BOMB What do you think the most courageous adventure would be to undertake in the city?
SD To go into the underground tunnels, and down into the labyrinthine underground world there. There is another New York under New York, quite a dangerous one, where the homeless have set up underground living spaces behind the trains; where the abandoned subway stations are; and who knows what else. Probably dragons live down there. It would be very courageous, though I don’t think I could do it myself.
BOMB You said that you rewrote the entire section of when Gabriel goes to Mexico after visiting. How did the actual experience of riding the bus from Oaxaca City to Ixtlan de Juarez Oaxaca City affect an otherwise imagined-narrative?

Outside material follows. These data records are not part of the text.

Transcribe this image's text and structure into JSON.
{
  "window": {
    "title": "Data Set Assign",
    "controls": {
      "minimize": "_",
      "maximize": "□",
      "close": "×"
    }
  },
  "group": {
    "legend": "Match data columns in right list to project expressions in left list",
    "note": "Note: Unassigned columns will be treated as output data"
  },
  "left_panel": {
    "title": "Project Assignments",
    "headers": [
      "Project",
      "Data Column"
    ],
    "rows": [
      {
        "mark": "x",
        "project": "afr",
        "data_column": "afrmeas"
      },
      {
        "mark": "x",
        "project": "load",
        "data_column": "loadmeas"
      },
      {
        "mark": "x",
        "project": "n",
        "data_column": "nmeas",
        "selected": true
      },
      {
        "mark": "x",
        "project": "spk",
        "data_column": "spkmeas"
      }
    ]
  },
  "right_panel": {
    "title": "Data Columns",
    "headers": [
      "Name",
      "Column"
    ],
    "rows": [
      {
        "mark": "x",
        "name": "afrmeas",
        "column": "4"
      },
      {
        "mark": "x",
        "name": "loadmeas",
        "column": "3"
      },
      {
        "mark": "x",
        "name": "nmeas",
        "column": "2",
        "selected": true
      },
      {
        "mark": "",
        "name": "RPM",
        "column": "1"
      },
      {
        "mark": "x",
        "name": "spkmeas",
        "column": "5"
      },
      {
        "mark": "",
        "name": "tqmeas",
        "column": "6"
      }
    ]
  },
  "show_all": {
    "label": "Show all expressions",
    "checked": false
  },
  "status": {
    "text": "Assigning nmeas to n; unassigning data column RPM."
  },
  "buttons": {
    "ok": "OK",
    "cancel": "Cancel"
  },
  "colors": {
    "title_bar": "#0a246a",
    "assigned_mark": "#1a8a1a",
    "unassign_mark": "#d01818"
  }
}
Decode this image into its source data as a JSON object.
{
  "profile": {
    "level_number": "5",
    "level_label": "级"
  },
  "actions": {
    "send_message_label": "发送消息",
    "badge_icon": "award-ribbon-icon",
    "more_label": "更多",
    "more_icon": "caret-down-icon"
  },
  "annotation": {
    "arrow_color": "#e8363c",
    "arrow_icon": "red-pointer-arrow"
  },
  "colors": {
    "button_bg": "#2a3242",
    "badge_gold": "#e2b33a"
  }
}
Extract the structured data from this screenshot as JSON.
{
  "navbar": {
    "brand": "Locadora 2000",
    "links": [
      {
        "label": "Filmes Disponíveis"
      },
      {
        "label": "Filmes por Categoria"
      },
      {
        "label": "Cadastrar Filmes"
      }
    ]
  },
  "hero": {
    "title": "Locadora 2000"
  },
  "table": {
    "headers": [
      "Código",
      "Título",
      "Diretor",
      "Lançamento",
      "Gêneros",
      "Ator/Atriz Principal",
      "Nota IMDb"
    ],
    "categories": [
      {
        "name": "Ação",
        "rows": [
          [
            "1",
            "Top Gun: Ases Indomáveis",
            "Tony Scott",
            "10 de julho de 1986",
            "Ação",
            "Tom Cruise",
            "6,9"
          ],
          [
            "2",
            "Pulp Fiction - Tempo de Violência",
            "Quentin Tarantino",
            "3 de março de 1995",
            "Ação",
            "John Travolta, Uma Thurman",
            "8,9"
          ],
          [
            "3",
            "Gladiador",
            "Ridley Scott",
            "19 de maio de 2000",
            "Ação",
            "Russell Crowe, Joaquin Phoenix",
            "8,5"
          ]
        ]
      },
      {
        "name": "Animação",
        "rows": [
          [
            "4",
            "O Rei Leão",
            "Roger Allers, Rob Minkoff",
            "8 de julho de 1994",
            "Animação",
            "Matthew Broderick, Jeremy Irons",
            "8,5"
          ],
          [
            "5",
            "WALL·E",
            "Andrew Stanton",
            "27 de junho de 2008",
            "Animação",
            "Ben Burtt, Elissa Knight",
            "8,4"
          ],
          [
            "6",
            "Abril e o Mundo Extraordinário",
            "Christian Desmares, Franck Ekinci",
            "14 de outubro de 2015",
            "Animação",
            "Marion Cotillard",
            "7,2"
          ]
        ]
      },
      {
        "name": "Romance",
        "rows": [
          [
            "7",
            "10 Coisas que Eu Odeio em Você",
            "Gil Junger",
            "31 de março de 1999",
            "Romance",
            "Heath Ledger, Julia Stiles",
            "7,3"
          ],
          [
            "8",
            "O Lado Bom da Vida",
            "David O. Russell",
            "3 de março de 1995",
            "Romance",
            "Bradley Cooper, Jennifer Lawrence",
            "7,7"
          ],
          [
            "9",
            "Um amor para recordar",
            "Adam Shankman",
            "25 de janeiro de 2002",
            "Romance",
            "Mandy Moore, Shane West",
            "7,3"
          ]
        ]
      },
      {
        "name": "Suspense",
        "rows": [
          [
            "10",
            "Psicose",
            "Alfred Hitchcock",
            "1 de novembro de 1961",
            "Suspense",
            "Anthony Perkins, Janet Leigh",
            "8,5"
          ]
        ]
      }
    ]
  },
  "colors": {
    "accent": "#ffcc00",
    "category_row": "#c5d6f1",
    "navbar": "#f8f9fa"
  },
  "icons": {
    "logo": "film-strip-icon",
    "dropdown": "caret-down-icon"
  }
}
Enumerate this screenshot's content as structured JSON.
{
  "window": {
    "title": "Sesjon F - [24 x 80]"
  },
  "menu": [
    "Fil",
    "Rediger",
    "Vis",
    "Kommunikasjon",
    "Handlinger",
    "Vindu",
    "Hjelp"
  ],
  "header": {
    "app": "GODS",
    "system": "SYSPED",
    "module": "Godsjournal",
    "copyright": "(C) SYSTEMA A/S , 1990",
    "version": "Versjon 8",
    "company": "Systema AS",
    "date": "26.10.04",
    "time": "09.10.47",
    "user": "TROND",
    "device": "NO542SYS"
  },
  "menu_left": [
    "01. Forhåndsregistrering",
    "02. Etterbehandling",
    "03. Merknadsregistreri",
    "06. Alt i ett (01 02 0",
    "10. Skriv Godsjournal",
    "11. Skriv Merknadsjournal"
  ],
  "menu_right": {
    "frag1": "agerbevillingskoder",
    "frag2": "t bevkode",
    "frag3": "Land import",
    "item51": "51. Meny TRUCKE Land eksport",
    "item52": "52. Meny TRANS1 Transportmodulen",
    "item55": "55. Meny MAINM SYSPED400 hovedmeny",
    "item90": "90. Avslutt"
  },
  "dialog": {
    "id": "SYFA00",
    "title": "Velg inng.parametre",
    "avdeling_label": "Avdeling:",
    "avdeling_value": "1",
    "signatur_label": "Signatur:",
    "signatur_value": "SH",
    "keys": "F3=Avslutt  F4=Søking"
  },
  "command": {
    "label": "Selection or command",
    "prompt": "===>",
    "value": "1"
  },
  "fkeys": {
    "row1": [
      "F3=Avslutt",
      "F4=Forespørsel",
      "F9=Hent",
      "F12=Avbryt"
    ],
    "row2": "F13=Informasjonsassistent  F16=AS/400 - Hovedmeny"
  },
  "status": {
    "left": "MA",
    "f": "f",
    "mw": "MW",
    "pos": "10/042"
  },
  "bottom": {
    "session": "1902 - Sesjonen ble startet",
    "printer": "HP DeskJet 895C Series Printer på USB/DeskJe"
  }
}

SD Taking the bus in Mexico up the side of a mountain changed the experience entirely. It was terrifying. Those buses do go off the sides of the mountain from time to time. I kept looking out the window at the sheer drop, thinking, I’m not quite ready to die for my art. But it is, of course, how many people in Mexico get around. They risk their lives every day just to get to and from work. And once I got off the bus, actually being in one of those mountainside towns was wonderful. I never could have imagined the silence, the particular quality of the wind, and the strong light there.
BOMB Was the commune that Gabriel works in one that you had visited? What was your experience with the people there?
SD I invented the commune. I did, however, at the suggestion of a friend, visit an ex-convento not far from Oaxaca. The ex-conventos are quite interesting—people use them as meeting places, workshops, studio spaces, and so on. What does one do with an ex-sacred space? The spiritual air haunts them, even when they’re being used for the most ordinary, secular things. The walls themselves are amazing—crumbling, layered, still very much in use.
BOMB What is one phrase they should never use or a gesture they should never make?
SD “Is this bus safe?”
BOMB Gabriel spends his entire life collecting things. As travelers, we all collect souvenirs, memories. What was one thing you collected on your travels researching this book?
SD A small statue made by the famous Aguilar sisters, who revived the art of pottery. It’s a statue inspired by a Frida Kahlo image: a dark-faced woman with leaves springing from her back carries a tiny, adult woman in a long white dress in her arms.
BOMB Why should everyone read Ovid’s Metamorphoses, the inspiration for your book?
SD Because it’s extraordinarily beautiful and profound, for one thing. But for another, it is a book wherein doors to the unknown are constantly opening. I first read it, actually, when I was on the tiny Caribbean island of Nevis. There, the distance between the dense, superabundant world of Ovid and the dense world around me seemed quite small. When I lifted my gaze from the book, doors to the other worlds were everywhere.
Himali Soin is a writer from India. She currently lives in Brooklyn with acrylics, her diary and a seahorse.